Required work: Needed from the data below: all lines that contain the word "count".

Exercise input:

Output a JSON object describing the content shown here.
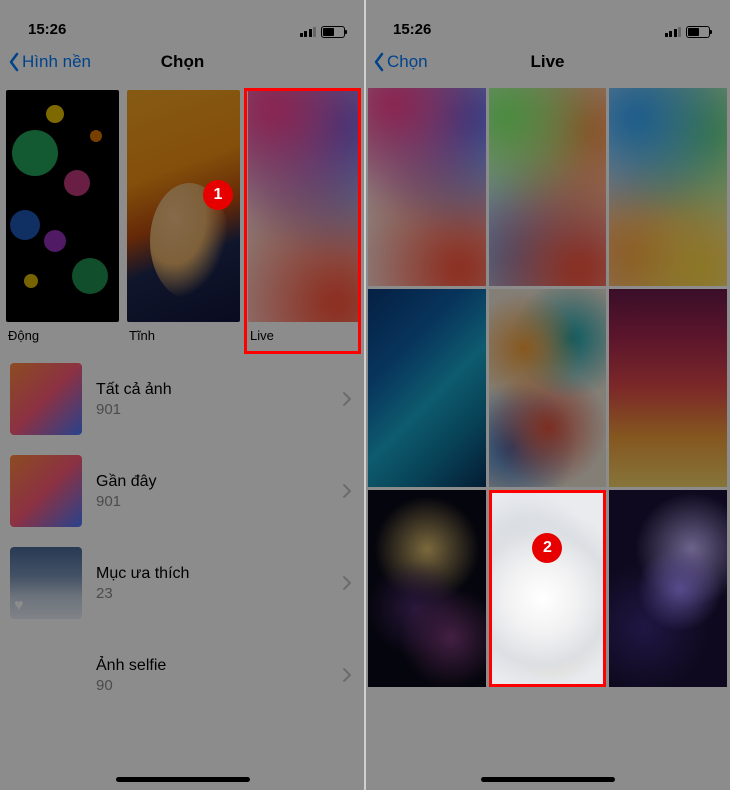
{
  "status": {
    "time": "15:26"
  },
  "left": {
    "nav": {
      "back": "Hình nền",
      "title": "Chọn"
    },
    "categories": [
      {
        "id": "dong",
        "label": "Động"
      },
      {
        "id": "tinh",
        "label": "Tĩnh"
      },
      {
        "id": "live",
        "label": "Live",
        "highlighted": true,
        "step": "1"
      }
    ],
    "albums": [
      {
        "name": "Tất cả ảnh",
        "count": "901"
      },
      {
        "name": "Gần đây",
        "count": "901"
      },
      {
        "name": "Mục ưa thích",
        "count": "23"
      },
      {
        "name": "Ảnh selfie",
        "count": "90"
      }
    ]
  },
  "right": {
    "nav": {
      "back": "Chọn",
      "title": "Live"
    },
    "highlight_index": 7,
    "step": "2"
  }
}
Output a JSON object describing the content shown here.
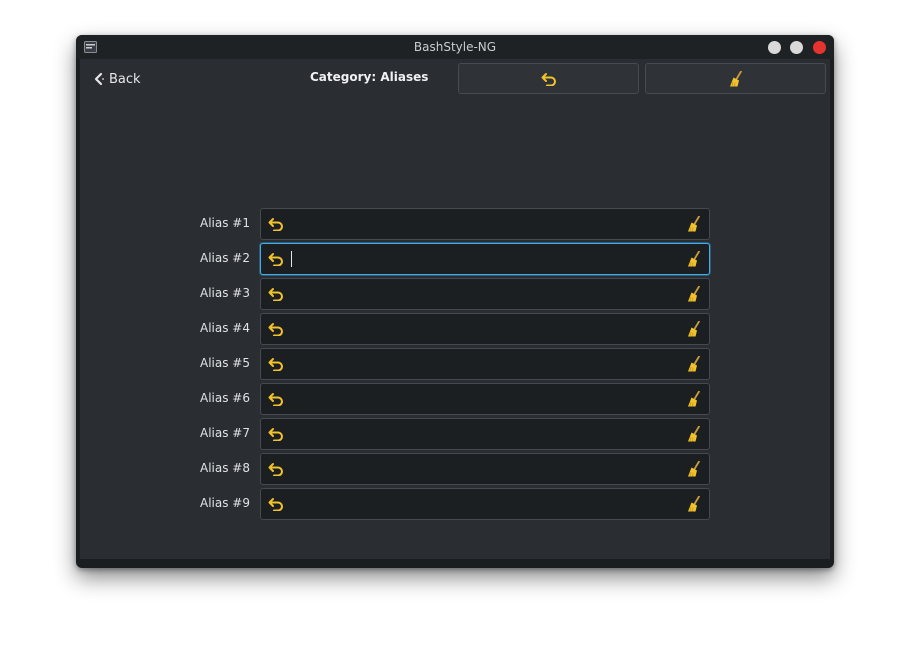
{
  "window": {
    "title": "BashStyle-NG"
  },
  "header": {
    "back_label": "Back",
    "category_title": "Category: Aliases"
  },
  "aliases": [
    {
      "label": "Alias #1",
      "value": "",
      "focused": false
    },
    {
      "label": "Alias #2",
      "value": "",
      "focused": true
    },
    {
      "label": "Alias #3",
      "value": "",
      "focused": false
    },
    {
      "label": "Alias #4",
      "value": "",
      "focused": false
    },
    {
      "label": "Alias #5",
      "value": "",
      "focused": false
    },
    {
      "label": "Alias #6",
      "value": "",
      "focused": false
    },
    {
      "label": "Alias #7",
      "value": "",
      "focused": false
    },
    {
      "label": "Alias #8",
      "value": "",
      "focused": false
    },
    {
      "label": "Alias #9",
      "value": "",
      "focused": false
    }
  ],
  "colors": {
    "accent_focus": "#3daee9",
    "icon_yellow": "#f2c22a",
    "close_button": "#e5342f",
    "panel_background": "#2a2e33"
  },
  "icons": {
    "undo": "undo-arrow-icon",
    "clear": "broom-icon",
    "back": "chevron-left-icon",
    "app": "app-icon"
  }
}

Final answer:
        "count": "901"
        "count": "901"
        "count": "23"
        "count": "90"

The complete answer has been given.